March for Planet Earth is taking over downtown

Activists+marched+from+Mundy+Park+to+San+Jacinto+Plaza+on+Earth+Day%2C+April+22%2C+2017%2C+for+the+National+March+for+Science.+
Back to Article
Back to Article

March for Planet Earth is taking over downtown

Activists marched from Mundy Park to San Jacinto Plaza on Earth Day, April 22, 2017, for the National March for Science.

Activists marched from Mundy Park to San Jacinto Plaza on Earth Day, April 22, 2017, for the National March for Science.

File photo

Activists marched from Mundy Park to San Jacinto Plaza on Earth Day, April 22, 2017, for the National March for Science.

File photo

File photo

Activists marched from Mundy Park to San Jacinto Plaza on Earth Day, April 22, 2017, for the National March for Science.

Jake Deven, Staff Reporter

Hang on for a minute...we're trying to find some more stories you might like.


Email This Story






This Earth Day, the Frontera Water Protection Alliance is hosting March for Planet Earth, which will begin at Centennial Plaza and end at San Jacinto Plaza on Sunday, April 22, at 8 a.m.

The march, which has been six months in the making, is meant to educate the community on environmental issues, such as climate change and the harsh extraction of fossil fuels known as fracking.

“We’re trying to get people in the community engaged on the issues that hurt our environment, and show them how, as a group, we’re able to make real change,” said Crystal Moran, founder of the Frontera Water Protection Alliance and NMSU graduate with a degree in public health.

The group wants to continue to spread awareness and education on the adverse effects of fossil fuel extraction such as fracking and oil and gas drilling.

The organization, which is inspired by other water protection movements throughout the country, most notable being the group in Standing Rock, has been fighting to prevent future pipelines, fracking, oil and other fossil fuel projects in the El Paso region.

“As far as the energy we use, we want to create a sustainable future for our children and grandchildren, and the path that we are making right now is not the right one,” Moran said.

Moran and other activists say the recent Comanche Trail Pipeline, which runs west from Pecos and to the border, is an example of the damage done to our environment.

“It’s going to affect us some way or another,” Moran said. “Maybe it’s not at this very moment, but it will in the future. I don’t think it’s a question of if it will rupture, but when it will.”

Those who attend the event will also be able to sign their name on a letter to state representatives that demands the movement to a healthy clean environment free of fossil fuel contamination.

“We want to educate people so that they feel empowered and know what to do and how to directly affect policy,” Moran said.

The event will encompass plenty of activities after the march, including food trucks, vendors and live music by artists Supaman, who mixes hip-hop music with traditional Native American music, Lyla June, Artson, Tara Trudell and more.

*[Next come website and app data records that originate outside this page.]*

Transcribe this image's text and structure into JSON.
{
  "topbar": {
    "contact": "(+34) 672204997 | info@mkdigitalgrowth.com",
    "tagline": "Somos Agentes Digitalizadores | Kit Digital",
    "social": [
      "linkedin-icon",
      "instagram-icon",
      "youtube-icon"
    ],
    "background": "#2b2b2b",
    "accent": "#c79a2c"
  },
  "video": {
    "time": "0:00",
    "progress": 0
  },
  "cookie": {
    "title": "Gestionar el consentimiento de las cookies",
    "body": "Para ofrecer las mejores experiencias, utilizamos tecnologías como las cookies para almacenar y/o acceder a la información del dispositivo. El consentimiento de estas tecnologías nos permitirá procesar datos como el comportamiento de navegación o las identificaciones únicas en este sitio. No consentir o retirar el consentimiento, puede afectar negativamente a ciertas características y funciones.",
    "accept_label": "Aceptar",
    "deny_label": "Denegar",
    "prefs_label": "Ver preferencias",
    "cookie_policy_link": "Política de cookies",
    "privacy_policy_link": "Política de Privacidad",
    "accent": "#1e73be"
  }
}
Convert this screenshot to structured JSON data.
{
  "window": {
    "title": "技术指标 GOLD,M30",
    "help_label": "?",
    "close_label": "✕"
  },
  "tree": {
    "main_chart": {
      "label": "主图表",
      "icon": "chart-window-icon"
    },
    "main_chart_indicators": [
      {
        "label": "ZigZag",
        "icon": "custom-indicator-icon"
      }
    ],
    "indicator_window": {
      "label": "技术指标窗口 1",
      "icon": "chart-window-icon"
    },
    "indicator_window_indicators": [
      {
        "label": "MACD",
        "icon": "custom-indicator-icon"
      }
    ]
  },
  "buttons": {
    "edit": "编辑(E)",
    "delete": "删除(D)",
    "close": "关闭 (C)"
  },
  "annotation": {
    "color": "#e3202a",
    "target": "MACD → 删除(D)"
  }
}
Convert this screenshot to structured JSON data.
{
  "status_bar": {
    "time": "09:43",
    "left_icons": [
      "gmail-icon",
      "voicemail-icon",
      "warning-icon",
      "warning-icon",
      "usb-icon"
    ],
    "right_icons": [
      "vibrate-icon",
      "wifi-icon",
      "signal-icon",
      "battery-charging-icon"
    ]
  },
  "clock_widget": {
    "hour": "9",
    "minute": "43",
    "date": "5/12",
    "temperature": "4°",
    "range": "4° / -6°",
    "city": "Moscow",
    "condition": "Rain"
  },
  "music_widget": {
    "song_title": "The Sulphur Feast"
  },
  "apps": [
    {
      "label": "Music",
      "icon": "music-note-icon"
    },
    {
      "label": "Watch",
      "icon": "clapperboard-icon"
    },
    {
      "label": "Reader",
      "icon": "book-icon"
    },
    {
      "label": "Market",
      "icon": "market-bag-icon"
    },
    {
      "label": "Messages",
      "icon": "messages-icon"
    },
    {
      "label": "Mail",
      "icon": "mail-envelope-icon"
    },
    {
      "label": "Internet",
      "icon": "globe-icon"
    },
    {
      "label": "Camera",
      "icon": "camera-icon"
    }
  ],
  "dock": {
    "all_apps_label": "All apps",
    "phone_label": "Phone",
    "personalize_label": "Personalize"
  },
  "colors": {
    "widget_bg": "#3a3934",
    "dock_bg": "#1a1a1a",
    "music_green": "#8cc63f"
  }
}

Artson, a Native American and El Pasoan musician, won the Nammy Award for Best Narrative Music Video for his song “Never Give Up” during the 17th-annual Native American Music Awards and has a new album dropping on April 20. Lyla June, also a Native American, is a motivational speaker, poet, musician and activist of Navajo and Cheyenne lineages.

Organizers for March for Planet Earth hope to shine a light on the issue during the march to prevent more pipelines from coming into the community. Moran, who used to intern for U.S. Rep. Harry Teague, D-New Mexico, says one of the most important things you can do, besides joining the march, is to call your representatives. 

“They are paying attention, they are listening and noticing, whether you think so or not. What they hear from us is what sets their agenda,” Moran said.

One of the main issues that the Frontera Water Protection Alliance wants to focus on is fracking. Moran says El Paso is currently being threatened by fracking. The main water source for El Paso, the Hueco-Mesa Bolson aquifers, sit right outside the county and is the site where Torchlight Energy plans to drill for oil. 

“Just because we don’t see it right away doesn’t mean our water is safe, we really want to get that message out. There’s a lot of footwork that could be done that could actually make a difference,” Moran said.

Print Friendly, PDF & Email